-------- Record excerpts

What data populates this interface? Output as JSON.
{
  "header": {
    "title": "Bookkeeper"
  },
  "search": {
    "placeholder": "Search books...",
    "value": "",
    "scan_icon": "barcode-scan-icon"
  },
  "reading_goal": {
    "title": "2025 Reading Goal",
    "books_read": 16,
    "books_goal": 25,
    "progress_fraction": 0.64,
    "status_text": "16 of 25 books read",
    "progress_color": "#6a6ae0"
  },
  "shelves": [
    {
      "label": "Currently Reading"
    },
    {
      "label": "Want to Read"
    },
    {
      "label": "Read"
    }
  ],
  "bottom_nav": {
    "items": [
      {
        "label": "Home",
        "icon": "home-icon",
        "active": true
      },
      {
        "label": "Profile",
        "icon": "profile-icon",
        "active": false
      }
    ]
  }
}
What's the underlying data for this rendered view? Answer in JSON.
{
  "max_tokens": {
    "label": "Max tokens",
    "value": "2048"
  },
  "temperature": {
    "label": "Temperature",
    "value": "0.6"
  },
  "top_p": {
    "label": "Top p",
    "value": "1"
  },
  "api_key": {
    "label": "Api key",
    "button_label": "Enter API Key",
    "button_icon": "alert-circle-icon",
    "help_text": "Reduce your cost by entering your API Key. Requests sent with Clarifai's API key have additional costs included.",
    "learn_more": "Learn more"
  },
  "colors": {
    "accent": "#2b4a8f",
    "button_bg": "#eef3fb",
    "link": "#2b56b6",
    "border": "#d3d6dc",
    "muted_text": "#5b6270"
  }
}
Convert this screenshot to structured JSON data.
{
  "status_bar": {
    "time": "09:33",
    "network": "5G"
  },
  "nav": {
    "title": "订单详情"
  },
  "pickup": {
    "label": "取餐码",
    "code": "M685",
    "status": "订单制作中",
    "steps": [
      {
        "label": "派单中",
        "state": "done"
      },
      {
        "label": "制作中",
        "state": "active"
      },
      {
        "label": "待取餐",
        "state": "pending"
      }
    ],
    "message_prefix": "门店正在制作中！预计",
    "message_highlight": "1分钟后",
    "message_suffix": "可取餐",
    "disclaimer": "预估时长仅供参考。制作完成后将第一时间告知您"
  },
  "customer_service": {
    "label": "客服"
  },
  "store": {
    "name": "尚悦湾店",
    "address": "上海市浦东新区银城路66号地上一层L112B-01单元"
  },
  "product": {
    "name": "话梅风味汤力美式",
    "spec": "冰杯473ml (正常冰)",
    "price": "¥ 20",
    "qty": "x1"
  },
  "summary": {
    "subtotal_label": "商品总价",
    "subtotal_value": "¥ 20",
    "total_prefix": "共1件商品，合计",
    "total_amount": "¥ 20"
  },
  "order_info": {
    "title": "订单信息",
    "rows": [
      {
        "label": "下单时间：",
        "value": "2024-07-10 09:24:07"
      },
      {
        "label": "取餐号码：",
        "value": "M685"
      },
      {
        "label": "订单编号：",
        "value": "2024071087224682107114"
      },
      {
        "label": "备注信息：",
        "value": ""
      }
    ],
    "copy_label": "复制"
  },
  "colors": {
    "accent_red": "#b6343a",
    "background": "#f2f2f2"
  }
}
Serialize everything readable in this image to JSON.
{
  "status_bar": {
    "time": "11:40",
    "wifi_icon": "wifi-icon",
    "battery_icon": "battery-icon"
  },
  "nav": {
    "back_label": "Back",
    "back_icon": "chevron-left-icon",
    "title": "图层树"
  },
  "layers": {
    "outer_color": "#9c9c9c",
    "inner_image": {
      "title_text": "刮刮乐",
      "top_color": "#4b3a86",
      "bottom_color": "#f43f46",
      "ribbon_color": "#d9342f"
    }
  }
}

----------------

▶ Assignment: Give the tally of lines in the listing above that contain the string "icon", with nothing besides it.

▶ Solved exercise: 7